In the entries, find all lines that hold the word "ledger" and copy them.

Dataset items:

************

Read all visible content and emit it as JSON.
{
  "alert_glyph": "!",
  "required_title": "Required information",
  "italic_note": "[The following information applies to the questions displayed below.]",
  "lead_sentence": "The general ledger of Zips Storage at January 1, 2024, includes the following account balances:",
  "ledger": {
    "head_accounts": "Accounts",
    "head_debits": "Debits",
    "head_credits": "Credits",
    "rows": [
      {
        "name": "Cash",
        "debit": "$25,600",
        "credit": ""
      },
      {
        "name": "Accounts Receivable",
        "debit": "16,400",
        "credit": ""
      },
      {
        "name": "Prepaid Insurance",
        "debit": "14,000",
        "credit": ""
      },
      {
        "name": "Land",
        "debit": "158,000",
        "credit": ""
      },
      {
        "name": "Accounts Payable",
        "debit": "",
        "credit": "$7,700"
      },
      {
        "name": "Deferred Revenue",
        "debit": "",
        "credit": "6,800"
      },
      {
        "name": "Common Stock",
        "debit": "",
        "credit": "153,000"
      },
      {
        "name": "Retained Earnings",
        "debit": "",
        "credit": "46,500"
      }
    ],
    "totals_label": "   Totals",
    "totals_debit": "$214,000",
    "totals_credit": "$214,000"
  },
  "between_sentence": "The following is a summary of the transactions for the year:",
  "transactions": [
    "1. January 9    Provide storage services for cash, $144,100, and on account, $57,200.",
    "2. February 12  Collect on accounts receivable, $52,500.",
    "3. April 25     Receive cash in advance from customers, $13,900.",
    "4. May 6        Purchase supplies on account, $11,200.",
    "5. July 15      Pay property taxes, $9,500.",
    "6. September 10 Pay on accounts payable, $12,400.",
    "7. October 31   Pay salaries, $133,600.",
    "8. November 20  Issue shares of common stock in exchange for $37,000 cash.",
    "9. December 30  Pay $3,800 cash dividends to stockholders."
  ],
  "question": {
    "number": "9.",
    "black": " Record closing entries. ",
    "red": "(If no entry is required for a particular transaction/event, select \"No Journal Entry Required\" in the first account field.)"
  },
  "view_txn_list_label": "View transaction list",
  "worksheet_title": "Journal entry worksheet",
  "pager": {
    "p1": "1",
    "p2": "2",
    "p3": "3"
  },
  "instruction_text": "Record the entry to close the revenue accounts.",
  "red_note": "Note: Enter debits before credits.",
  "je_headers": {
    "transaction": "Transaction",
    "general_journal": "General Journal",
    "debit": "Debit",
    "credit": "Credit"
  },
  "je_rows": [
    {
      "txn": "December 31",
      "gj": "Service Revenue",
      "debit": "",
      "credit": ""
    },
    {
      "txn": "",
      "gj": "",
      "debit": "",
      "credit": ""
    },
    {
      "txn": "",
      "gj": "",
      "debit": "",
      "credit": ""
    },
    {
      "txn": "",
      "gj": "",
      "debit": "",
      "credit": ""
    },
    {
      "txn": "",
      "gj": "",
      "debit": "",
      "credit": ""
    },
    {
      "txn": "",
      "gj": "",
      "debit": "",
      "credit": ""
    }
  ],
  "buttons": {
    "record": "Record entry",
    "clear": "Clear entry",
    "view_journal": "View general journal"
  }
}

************

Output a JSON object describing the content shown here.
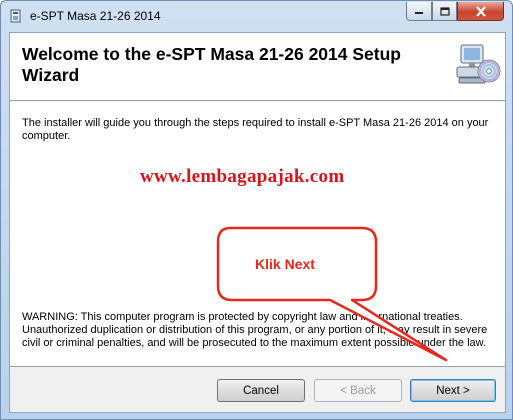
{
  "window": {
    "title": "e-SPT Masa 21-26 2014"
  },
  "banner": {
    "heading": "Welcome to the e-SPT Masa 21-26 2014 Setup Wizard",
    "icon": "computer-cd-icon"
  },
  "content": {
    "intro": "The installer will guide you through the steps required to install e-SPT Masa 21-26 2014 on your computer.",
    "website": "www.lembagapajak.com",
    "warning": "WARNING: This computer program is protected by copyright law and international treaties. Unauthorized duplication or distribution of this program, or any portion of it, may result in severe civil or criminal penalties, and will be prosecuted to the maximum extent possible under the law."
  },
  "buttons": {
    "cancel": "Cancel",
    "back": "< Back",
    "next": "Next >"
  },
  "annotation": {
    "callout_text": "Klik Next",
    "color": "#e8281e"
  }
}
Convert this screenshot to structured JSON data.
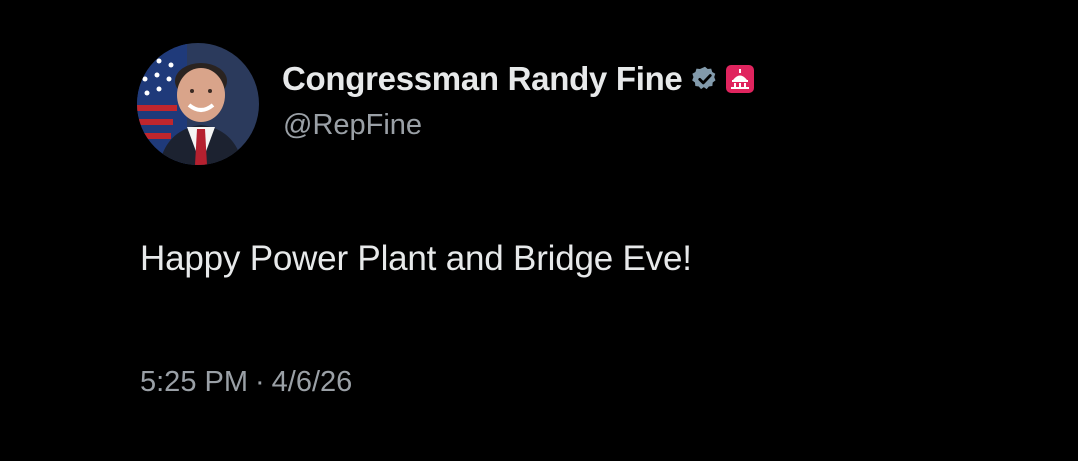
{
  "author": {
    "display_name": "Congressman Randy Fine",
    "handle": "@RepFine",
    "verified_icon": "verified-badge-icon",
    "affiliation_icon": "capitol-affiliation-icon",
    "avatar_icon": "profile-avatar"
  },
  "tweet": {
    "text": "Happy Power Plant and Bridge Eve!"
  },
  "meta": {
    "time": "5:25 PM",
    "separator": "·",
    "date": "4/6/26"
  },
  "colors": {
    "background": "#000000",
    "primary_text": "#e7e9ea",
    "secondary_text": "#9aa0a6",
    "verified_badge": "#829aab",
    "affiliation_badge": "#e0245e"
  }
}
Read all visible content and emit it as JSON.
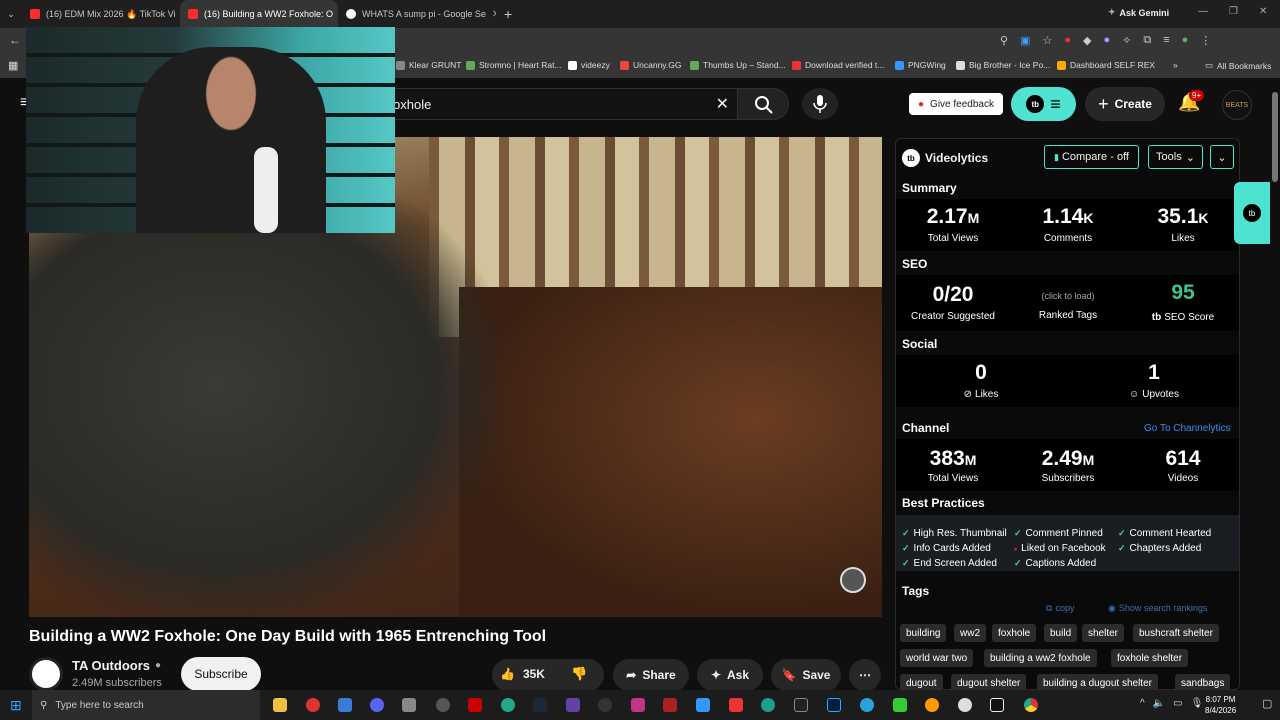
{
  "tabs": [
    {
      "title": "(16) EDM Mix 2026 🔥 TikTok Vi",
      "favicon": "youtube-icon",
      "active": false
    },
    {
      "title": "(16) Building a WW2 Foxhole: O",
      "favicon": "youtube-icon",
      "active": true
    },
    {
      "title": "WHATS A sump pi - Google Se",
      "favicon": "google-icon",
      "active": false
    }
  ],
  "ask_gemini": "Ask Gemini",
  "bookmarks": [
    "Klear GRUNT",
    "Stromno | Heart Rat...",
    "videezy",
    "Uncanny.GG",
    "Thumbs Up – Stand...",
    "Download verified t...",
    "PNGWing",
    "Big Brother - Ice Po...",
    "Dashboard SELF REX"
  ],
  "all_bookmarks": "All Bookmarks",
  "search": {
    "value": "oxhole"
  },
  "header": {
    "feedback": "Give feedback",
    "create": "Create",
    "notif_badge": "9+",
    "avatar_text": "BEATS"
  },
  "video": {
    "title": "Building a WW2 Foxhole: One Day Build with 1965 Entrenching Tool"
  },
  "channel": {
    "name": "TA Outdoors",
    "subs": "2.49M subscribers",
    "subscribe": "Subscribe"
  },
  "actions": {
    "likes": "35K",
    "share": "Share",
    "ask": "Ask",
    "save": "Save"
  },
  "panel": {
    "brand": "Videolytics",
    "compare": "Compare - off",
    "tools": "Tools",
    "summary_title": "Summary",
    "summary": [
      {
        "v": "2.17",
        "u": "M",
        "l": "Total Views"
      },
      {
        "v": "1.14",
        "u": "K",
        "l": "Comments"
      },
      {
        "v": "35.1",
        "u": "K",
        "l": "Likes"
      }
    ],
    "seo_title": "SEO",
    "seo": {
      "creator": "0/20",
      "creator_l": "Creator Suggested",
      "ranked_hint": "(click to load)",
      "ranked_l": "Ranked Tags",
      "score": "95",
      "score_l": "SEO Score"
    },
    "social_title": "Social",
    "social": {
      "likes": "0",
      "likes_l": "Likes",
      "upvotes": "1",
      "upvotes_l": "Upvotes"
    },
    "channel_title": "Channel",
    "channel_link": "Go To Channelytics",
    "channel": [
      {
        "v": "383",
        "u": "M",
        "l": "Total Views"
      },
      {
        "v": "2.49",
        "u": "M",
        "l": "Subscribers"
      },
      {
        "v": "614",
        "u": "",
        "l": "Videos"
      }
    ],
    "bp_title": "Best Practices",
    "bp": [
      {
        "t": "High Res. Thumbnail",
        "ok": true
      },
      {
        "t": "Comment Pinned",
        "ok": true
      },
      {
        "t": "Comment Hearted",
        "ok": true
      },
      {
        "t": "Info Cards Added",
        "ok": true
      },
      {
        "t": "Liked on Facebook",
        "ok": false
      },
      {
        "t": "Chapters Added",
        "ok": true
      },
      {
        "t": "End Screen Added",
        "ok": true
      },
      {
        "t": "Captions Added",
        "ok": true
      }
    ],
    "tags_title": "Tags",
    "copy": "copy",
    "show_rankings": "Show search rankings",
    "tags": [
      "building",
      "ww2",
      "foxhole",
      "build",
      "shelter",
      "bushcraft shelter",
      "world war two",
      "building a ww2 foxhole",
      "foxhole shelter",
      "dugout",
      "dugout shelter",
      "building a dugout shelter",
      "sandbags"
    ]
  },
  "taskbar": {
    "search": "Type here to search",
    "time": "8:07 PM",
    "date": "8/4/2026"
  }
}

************

[Answer]:
  "lead_sentence": "The general ledger of Zips Storage at January 1, 2024, includes the following account balances:",
  "ledger": {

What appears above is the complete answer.